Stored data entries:
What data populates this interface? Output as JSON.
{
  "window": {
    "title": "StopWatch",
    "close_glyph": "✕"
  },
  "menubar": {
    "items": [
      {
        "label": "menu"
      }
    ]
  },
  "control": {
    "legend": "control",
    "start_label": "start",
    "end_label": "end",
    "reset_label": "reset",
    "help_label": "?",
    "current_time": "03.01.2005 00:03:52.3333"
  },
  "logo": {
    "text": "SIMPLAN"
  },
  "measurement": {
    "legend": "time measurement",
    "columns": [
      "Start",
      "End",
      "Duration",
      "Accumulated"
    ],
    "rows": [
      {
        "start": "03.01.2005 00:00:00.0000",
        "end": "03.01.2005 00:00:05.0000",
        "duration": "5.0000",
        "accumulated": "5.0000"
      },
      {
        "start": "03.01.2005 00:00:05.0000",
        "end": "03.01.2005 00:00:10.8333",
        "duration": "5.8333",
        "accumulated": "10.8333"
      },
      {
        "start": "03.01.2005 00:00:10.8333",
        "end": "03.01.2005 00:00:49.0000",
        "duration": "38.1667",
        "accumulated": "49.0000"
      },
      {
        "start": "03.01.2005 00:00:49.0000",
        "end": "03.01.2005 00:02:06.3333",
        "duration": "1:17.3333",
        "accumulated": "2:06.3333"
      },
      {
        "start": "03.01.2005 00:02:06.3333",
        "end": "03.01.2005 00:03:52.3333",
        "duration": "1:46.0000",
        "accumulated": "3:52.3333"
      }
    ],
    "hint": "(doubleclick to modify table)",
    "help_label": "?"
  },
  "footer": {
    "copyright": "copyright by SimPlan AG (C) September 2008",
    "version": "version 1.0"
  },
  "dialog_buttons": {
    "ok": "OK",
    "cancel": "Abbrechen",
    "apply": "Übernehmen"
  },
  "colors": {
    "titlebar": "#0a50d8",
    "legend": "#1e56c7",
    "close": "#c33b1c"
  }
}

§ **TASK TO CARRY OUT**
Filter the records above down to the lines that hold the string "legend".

§ **ANSWER BOX**
    "legend": "control",
    "legend": "time measurement",
    "legend": "#1e56c7",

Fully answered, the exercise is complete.